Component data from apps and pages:
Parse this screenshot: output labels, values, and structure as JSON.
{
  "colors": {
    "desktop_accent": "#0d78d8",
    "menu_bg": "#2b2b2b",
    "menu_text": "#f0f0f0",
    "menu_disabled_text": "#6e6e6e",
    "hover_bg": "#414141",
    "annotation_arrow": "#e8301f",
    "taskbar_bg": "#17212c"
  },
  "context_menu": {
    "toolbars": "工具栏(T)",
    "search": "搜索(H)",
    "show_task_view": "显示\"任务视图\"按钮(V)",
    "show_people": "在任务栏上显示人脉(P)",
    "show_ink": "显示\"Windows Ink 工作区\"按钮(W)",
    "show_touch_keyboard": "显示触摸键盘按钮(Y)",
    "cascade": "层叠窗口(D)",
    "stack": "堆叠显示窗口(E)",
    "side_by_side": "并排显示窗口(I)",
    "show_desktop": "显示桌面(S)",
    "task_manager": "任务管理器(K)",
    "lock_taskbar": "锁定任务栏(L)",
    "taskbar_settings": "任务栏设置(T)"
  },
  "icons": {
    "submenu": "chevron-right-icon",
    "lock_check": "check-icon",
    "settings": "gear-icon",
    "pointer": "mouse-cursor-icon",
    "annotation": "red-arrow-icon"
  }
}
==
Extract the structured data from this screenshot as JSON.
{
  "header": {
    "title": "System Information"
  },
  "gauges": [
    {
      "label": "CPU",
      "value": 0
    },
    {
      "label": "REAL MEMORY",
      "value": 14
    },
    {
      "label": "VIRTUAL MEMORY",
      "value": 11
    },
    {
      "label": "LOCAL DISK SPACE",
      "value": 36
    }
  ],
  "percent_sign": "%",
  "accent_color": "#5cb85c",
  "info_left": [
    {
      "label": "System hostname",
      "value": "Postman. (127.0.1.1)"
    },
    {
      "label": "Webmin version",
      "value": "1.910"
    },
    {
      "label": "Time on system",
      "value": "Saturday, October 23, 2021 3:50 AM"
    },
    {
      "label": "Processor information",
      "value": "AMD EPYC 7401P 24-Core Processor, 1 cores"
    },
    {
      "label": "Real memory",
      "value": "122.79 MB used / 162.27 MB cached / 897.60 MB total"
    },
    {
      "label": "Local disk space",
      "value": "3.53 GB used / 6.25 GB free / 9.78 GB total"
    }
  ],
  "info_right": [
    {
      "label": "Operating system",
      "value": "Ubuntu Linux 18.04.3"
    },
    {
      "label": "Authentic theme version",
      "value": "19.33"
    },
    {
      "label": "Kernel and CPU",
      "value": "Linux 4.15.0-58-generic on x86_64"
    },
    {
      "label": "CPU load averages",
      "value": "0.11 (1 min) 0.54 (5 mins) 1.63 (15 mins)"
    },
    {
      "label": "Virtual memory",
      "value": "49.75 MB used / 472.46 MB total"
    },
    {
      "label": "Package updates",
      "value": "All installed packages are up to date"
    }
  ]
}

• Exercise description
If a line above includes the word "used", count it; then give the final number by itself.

• Answer for this exercise
3